Current Affairs PDF

English Questions : Idioms for all banking exams – Set 3

AffairsCloud YouTube Channel - Click Here

AffairsCloud APP Click Here

Hello Aspirants.

Welcome to Online English Section with explanation in Here we are providing here some important idioms and phrases, which is BASED ON IBPS PO/CLERK/LIC AAO/RRB & SSC CGL EXAM and other competitive exams.

to pick out: to choose, to select

  • Ann picked out a good book to give to her brother as a graduation gift.
  • Johnny, if you want me to buy you a toy, then pick one out

to take one’s time: to do without rush, not to hurry
This idiom is often used in the imperative form. (See the first example)

  • There’s no need to hurry doing those exercises. Take your time.
  • William never works rapidly. He always takes his time in every thing that he does.

to talk over: to discuss or consider a situation with others

  • We talked over Carla’s plan to install an air conditioner in the room, but we couldn’t reach a decision.
  • Before I accepted the new job offer, I talked the matter over with my life.

to life down: to place oneself in a flat position, to recline

  • If you are tired, why don’t you lie down for an hour or so?
  • The doctor says that Grace must lie down and rest for a short time every afternoon.

to stand up: to rise from a sitting or lying position (also: to get up)

  • When the president entered the room, everyone stood up.
  • Suzy, stop rolling around on the floor; get up

to sit down: to be seated (also: take a seat)

  • We sat down on the park bench and watched the children play.
  • There aren’t any more chairs, but you can take a seat on the floor.

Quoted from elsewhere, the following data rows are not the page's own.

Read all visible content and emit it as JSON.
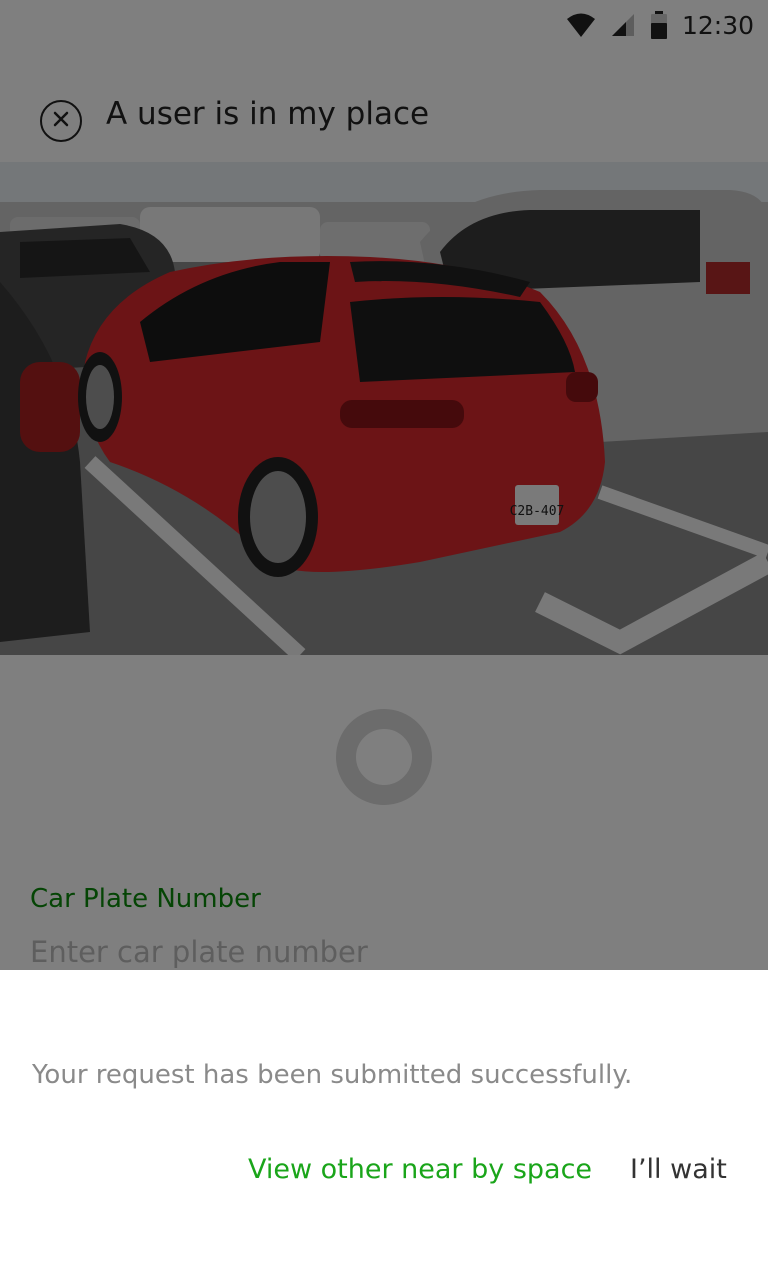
{
  "status_bar": {
    "time": "12:30",
    "icons": [
      "wifi-icon",
      "cell-signal-icon",
      "battery-icon"
    ]
  },
  "app_bar": {
    "close_icon": "close-circle-icon",
    "title": "A user is in my place"
  },
  "photo": {
    "description_icon": "parking-photo",
    "plate_text": "C2B-407"
  },
  "form": {
    "label": "Car Plate Number",
    "placeholder": "Enter car plate number",
    "value": ""
  },
  "dialog": {
    "message": "Your request has been submitted successfully.",
    "view_other_label": "View other near by space",
    "wait_label": "I’ll wait"
  },
  "colors": {
    "accent_green": "#1aa51a",
    "label_green": "#0a8a0a",
    "scrim": "rgba(0,0,0,0.5)"
  }
}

all (day, week, month, year) long: the entire day, week, month, year

  • I’ve been working on my income tax forms all day long. I’ve hardly had time to eat.
  • It’s been raining all week long. We haven’t seen the sun since last Monday.

by oneself: alone, without assistance

  • Francis translated that French novel by himself. No one helped him.
  • Paula likes to walk through the woods by herself, but her brother prefers to walk with a companion.

on purpose: for a reason, deliberately
This idiom is usually used when someone does something wrong or unfair.

  • Do you think that she didn’t come to the meeting on purpose?
  • It was no accident that he broke my glasses. He did it on purpose.

to get along with: to associate or work well with; to succeed or manage in doing (also: to get on with)

  • Terry isn’t getting along with her new roommate; they argue constantly.
  • How are you getting on with your students?

to make a difference (to): to be of importance (to), to affect
This idiom is often used with adjectives to show the degree of importance.

  • It makes a big difference to me whether he likes the food I serve.
  • Does it make any difference to you where we go for dinner?
  • No, it doesn’t make any difference.
  • It makes no difference to Lisa either.

to take out: to remove, to extract ; to go on a date with  (also to go out with)

  • Student, take out your books and open them to page twelve.
  • Did you take Sue out last night?
  • No, she couldn’t go out with